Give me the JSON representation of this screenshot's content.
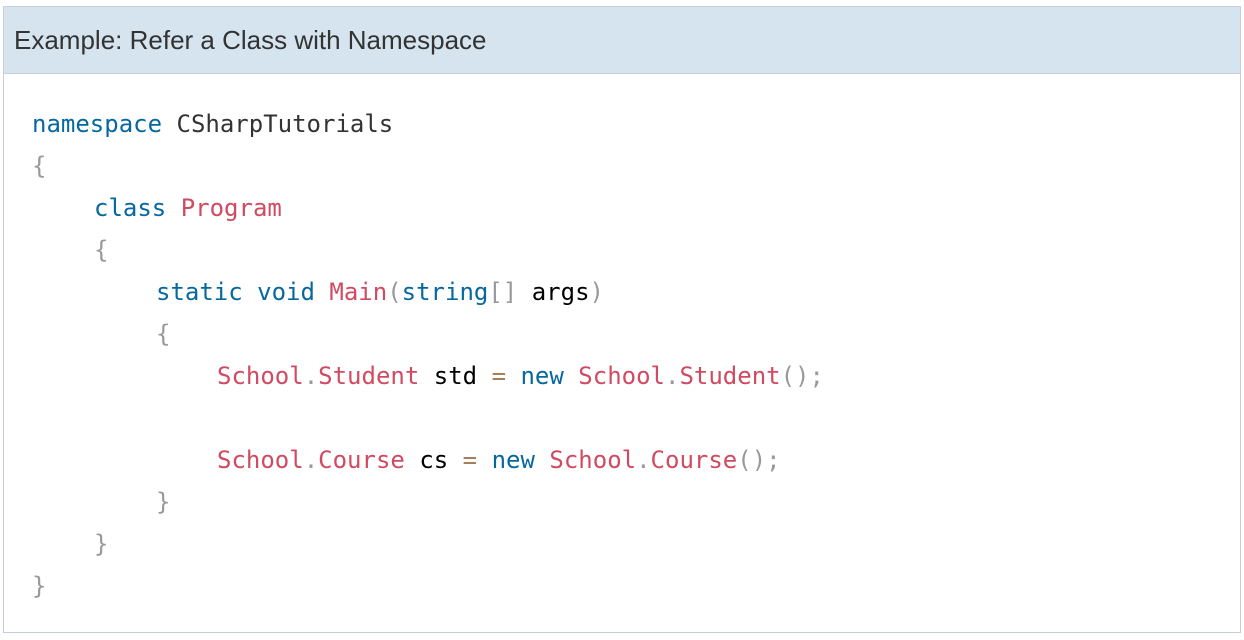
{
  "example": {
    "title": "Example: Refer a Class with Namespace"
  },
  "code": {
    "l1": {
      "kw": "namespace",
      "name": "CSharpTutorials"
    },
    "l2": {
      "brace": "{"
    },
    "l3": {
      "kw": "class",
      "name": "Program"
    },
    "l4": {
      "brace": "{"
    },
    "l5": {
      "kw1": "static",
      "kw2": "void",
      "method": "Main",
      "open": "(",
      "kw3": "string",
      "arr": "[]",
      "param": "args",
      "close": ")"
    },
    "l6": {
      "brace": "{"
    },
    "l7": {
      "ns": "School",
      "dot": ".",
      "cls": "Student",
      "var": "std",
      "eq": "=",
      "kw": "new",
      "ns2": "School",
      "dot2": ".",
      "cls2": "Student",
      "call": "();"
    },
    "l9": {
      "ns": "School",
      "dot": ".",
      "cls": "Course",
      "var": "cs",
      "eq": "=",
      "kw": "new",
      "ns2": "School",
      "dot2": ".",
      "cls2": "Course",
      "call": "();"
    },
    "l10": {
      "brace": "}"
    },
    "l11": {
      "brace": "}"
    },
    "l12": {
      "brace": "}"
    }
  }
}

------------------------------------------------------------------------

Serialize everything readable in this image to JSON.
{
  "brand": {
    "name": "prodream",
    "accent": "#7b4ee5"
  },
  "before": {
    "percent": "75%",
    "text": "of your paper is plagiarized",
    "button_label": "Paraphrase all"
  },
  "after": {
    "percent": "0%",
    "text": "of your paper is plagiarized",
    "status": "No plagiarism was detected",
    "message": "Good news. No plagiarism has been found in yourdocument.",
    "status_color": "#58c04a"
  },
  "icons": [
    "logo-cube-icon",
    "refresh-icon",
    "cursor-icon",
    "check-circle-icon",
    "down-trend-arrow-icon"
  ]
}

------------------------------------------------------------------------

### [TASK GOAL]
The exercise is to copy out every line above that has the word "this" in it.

### [TASK OUTPUT]
Give me the JSON representation of this screenshot's content.
Serialize everything readable in this image to JSON.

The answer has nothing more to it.